I am a little angry about the current opioid epidemic or crisis. Why should I be angry about that? There are people in trouble and they need help, right? A week hasn’t gone by in the past six months or so that I have not seen at least one sympathetic feature about the opioid epidemic and its poor, needy “victims.” Somehow, opioid addicts rarely seem to get arrested or even detained. And their addiction is not the addicts’ faults. It is those over-prescribing doctors and Big Pharma who are to blame.
My anger stems from the fact that when there was a crack cocaine epidemic and crisis back in the 1980s and ‘90s, a war was declared on those who fell under crack’s sway. That crisis and its victims were met with an entirely different attitude than today’s opioid crisis and addicts. Users were arrested by the thousands. Little or no counseling or other kinds of assistance were offered. No sympathy for them! Crack cocaine addicts were portrayed, not as unfortunate victims, but as depraved, lawbreaking evildoers. Yet powder cocaine users were not portrayed in the same way, and if they were arrested and tried at all, their sentences were much lighter.

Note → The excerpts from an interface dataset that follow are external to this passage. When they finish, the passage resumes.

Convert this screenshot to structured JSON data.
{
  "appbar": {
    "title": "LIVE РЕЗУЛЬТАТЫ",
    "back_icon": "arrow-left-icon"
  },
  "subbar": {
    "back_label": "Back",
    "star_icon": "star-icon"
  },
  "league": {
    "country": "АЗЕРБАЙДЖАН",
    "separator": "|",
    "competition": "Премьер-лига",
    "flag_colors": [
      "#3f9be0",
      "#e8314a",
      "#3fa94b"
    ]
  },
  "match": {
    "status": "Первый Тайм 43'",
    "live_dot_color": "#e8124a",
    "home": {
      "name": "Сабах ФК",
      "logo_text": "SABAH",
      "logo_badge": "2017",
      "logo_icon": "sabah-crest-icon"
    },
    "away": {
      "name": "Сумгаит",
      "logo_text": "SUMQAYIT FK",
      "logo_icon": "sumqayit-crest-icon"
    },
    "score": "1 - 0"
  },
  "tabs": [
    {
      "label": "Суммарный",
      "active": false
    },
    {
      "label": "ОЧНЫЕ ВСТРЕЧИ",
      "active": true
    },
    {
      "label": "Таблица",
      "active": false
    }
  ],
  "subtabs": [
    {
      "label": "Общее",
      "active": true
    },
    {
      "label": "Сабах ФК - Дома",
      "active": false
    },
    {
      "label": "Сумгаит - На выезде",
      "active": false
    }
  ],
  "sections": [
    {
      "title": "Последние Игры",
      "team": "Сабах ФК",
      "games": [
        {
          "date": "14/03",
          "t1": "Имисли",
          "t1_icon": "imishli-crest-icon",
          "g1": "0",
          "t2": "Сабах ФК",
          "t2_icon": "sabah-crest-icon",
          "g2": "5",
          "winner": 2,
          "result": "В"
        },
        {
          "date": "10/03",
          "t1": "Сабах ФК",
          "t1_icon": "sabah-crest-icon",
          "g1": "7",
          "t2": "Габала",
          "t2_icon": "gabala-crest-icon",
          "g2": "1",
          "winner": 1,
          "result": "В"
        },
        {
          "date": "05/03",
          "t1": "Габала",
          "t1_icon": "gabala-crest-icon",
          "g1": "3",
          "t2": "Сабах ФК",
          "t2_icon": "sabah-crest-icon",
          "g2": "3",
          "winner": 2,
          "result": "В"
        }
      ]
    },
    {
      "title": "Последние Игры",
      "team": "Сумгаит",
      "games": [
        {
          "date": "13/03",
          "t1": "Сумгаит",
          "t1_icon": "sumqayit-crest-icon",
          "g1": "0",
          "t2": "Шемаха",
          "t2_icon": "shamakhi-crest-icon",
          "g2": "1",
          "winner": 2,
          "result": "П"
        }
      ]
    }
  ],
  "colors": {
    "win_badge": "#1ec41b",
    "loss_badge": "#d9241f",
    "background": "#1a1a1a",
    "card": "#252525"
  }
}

What is the difference between opioid, powder cocaine, and crack addicts? To my way of thinking, not much, except that the majority of opioid addicts today are, and the majority of powder cocaine users in the 1980s and ‘90s were white, while during that same period, crack was primarily used by African-Americans and it ravaged the inner-city communities in which they lived. However, it seems those communities and the people in them – addicts or not – were expendable.
For it wasn’t only the addicts who were hurt by crack cocaine. As today, the addicts’ families and friends, and the very neighborhoods in which they lived also suffered. Now that the majority of opioid addicts are white and white families and neighborhoods are being adversely affected, it’s a crisis and they – all of them – must be helped. The proof is that included in the president’s budget proposal today is a large chunk of money earmarked to alleviate opioid addiction.
I don’t really begrudge these opioid addicts the help they need. It’s just that it is unfair that addicts of color got NO help when they were in distress. I do not even know whether the crack epidemic is over yet. The “war on drugs” in African-American communities certainly doesn’t seem to be. It may just be that the news media lost interest in crack and the people addicted to it. I hope I don’t sound paranoid. It’s just how this opioid crisis looks through my eyes. . .
One Reply to “Opioids vs. Crack: Good vs. Bad Addicts?”
I have made the same observation about this opioid epidemic verses the crack epidemic. I heard on NPR that there were far less African American opioid addicts than white opioid addicts. Opioid addiction is not as big a problem in the black community. One reason may be that the African American population has less health insurance. Another may be that Doctors are careful about how much pain medication they prescribe to African Americans because they don’t trust them with drugs (bad addicts) so they don’t write refills on the OxyContin scripts. Ironic, huh?